[Start of section]
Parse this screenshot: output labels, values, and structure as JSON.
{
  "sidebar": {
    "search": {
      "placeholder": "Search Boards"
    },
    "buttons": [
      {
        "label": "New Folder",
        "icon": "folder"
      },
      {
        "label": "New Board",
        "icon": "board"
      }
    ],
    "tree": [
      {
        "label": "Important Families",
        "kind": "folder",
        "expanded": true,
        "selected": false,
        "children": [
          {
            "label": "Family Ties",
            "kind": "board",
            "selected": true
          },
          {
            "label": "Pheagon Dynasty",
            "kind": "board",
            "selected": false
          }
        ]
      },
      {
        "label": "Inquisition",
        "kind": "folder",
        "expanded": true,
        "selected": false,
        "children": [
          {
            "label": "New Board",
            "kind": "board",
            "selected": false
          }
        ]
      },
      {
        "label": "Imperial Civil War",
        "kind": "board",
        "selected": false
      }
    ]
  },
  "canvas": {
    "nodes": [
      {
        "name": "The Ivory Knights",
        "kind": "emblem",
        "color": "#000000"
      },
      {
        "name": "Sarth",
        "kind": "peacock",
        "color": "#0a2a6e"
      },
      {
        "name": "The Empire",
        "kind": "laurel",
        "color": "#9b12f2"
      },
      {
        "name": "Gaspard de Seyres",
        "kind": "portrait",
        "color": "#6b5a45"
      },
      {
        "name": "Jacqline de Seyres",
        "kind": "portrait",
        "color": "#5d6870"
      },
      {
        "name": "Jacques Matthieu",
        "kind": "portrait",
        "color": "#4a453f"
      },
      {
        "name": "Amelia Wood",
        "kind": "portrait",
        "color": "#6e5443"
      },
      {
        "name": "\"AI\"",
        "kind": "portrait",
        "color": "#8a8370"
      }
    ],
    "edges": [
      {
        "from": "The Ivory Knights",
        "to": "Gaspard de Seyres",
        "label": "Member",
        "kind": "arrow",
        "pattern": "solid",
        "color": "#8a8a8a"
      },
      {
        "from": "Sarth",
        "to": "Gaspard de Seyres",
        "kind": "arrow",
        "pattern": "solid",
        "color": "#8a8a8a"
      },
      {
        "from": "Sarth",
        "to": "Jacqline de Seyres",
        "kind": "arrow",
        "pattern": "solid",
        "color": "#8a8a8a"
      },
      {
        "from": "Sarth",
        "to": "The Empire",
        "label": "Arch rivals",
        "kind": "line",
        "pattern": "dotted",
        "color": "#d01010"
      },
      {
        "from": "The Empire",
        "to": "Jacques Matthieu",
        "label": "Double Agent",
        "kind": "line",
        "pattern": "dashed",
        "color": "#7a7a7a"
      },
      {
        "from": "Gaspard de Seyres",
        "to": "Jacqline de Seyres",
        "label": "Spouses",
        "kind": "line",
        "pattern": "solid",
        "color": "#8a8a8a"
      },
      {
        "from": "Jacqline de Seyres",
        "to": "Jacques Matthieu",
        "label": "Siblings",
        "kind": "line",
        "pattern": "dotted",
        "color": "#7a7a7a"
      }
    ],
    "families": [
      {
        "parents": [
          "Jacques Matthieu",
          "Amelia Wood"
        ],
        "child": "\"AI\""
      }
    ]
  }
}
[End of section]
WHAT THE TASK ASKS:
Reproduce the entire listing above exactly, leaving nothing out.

EXERCISE OUTPUT:
Parse this screenshot: output labels, values, and structure as JSON.
{
  "sidebar": {
    "search": {
      "placeholder": "Search Boards"
    },
    "buttons": [
      {
        "label": "New Folder",
        "icon": "folder"
      },
      {
        "label": "New Board",
        "icon": "board"
      }
    ],
    "tree": [
      {
        "label": "Important Families",
        "kind": "folder",
        "expanded": true,
        "selected": false,
        "children": [
          {
            "label": "Family Ties",
            "kind": "board",
            "selected": true
          },
          {
            "label": "Pheagon Dynasty",
            "kind": "board",
            "selected": false
          }
        ]
      },
      {
        "label": "Inquisition",
        "kind": "folder",
        "expanded": true,
        "selected": false,
        "children": [
          {
            "label": "New Board",
            "kind": "board",
            "selected": false
          }
        ]
      },
      {
        "label": "Imperial Civil War",
        "kind": "board",
        "selected": false
      }
    ]
  },
  "canvas": {
    "nodes": [
      {
        "name": "The Ivory Knights",
        "kind": "emblem",
        "color": "#000000"
      },
      {
        "name": "Sarth",
        "kind": "peacock",
        "color": "#0a2a6e"
      },
      {
        "name": "The Empire",
        "kind": "laurel",
        "color": "#9b12f2"
      },
      {
        "name": "Gaspard de Seyres",
        "kind": "portrait",
        "color": "#6b5a45"
      },
      {
        "name": "Jacqline de Seyres",
        "kind": "portrait",
        "color": "#5d6870"
      },
      {
        "name": "Jacques Matthieu",
        "kind": "portrait",
        "color": "#4a453f"
      },
      {
        "name": "Amelia Wood",
        "kind": "portrait",
        "color": "#6e5443"
      },
      {
        "name": "\"AI\"",
        "kind": "portrait",
        "color": "#8a8370"
      }
    ],
    "edges": [
      {
        "from": "The Ivory Knights",
        "to": "Gaspard de Seyres",
        "label": "Member",
        "kind": "arrow",
        "pattern": "solid",
        "color": "#8a8a8a"
      },
      {
        "from": "Sarth",
        "to": "Gaspard de Seyres",
        "kind": "arrow",
        "pattern": "solid",
        "color": "#8a8a8a"
      },
      {
        "from": "Sarth",
        "to": "Jacqline de Seyres",
        "kind": "arrow",
        "pattern": "solid",
        "color": "#8a8a8a"
      },
      {
        "from": "Sarth",
        "to": "The Empire",
        "label": "Arch rivals",
        "kind": "line",
        "pattern": "dotted",
        "color": "#d01010"
      },
      {
        "from": "The Empire",
        "to": "Jacques Matthieu",
        "label": "Double Agent",
        "kind": "line",
        "pattern": "dashed",
        "color": "#7a7a7a"
      },
      {
        "from": "Gaspard de Seyres",
        "to": "Jacqline de Seyres",
        "label": "Spouses",
        "kind": "line",
        "pattern": "solid",
        "color": "#8a8a8a"
      },
      {
        "from": "Jacqline de Seyres",
        "to": "Jacques Matthieu",
        "label": "Siblings",
        "kind": "line",
        "pattern": "dotted",
        "color": "#7a7a7a"
      }
    ],
    "families": [
      {
        "parents": [
          "Jacques Matthieu",
          "Amelia Wood"
        ],
        "child": "\"AI\""
      }
    ]
  }
}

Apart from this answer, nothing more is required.